The Food and Drug Administration also made a radical policy change, linked to medical neoliberalism, regarding health care. In 1997, the FDA declared that pharmaceutical companies could sell their products to the public through “direct-to-consumer” advertising rather than being limited to drugstore outlets. Fisher explains that neoliberal discourses about “patient empowerment” and “the creation of informed consumers” were influential in prompting the FDA’s turnabout on this issue. She also notes that such direct-to-consumer advertising is another factor weakening the authority of physicians, since it transfers a high degree of power in this area to pharmaceutical companies. As examples, she cites psychiatric disorders such as anxiety and depression, which are increasingly addressed not as problems existing “in the contextual lives of individuals” but as diseases of the brain that can be addressed purely through chemical means.
Fisher is concerned about the neoliberal commodification of health from two different angles. In the first place, she objects to it on the grounds that it transforms individuals from patients into consumers, who must then bear responsibility for the choices they make. The burden falls on them, rather than the attending physician. Secondly, she argues that the process of making health care a commodity ends up commodifying the body itself: It fragments the body by focusing on specific problem areas while eschewing a more holistic approach, which can lead to an emphasis on enhancing the body to the neglect of its actual health.

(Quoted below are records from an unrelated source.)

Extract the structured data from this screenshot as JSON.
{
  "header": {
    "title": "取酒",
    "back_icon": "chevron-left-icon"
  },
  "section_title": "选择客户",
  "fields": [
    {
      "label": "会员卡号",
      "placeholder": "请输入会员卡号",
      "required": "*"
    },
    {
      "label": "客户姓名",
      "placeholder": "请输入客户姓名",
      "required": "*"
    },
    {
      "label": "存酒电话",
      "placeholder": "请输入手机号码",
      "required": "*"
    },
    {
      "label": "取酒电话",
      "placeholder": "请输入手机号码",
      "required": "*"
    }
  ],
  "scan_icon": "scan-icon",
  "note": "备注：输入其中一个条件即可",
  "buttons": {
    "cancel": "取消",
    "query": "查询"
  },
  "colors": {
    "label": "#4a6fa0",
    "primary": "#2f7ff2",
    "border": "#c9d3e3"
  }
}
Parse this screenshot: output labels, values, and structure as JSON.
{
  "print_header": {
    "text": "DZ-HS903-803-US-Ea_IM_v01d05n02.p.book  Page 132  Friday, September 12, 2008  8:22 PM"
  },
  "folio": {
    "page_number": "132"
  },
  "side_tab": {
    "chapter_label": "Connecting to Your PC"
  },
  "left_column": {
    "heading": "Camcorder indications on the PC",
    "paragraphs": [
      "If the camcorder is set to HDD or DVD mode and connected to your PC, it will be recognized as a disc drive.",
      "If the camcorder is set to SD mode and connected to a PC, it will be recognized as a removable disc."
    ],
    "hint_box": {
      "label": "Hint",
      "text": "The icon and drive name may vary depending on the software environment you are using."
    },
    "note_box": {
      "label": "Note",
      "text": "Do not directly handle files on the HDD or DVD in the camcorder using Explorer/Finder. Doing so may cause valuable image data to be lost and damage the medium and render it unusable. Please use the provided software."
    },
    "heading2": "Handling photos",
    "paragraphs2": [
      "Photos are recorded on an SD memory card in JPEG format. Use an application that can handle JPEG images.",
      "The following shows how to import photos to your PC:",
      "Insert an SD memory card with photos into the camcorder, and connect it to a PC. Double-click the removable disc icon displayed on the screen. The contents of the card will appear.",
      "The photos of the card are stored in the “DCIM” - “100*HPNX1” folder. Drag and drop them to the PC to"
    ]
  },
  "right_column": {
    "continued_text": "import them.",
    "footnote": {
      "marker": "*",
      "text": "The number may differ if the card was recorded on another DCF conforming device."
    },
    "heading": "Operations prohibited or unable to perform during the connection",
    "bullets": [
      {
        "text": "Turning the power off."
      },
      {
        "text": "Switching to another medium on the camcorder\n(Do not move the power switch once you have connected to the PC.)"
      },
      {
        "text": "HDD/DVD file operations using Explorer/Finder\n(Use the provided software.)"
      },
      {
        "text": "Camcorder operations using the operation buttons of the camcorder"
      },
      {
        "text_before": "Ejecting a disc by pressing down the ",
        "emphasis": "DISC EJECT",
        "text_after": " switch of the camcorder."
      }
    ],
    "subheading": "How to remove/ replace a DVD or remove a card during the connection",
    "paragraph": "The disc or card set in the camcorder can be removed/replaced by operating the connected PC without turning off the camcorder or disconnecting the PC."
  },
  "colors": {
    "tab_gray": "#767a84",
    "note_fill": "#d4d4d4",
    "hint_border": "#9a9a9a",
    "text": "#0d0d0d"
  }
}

In her book Ethically Challenged: Private Equity Storms US Healthcare, political scientist Laura Katz Olson associates the commodification of U.S. health care with private equity, whose approach to investing she finds congruent with neoliberal theory, despite the contradiction that health care is not actually a free market. In fact, she contends, the very nature of commercial medicine constitutes a market failure that private equity exploits and worsens by commodifying health care when it purchases a specialty medical practice and puts a nonmedical person in charge, threatening the authority of physicians over their patients. It also commodifies health care when it executes a leveraged buyout that imposes on a medical entity an amount of debt that can only be retired by ruthless cost cutting. When Henry Kravis’s KKR took Envision Healthcare’s American Medical Response division private, it placed on it $2.4 billion in liabilities.
According to sociologist Vicente Navarro, the advanced countries faring the worst in combating Covid-19 are those where neoliberal principles promoting the commercialization of medicine have taken the deepest hold. Americans should note the pernicious ideological waters in which they currently swim.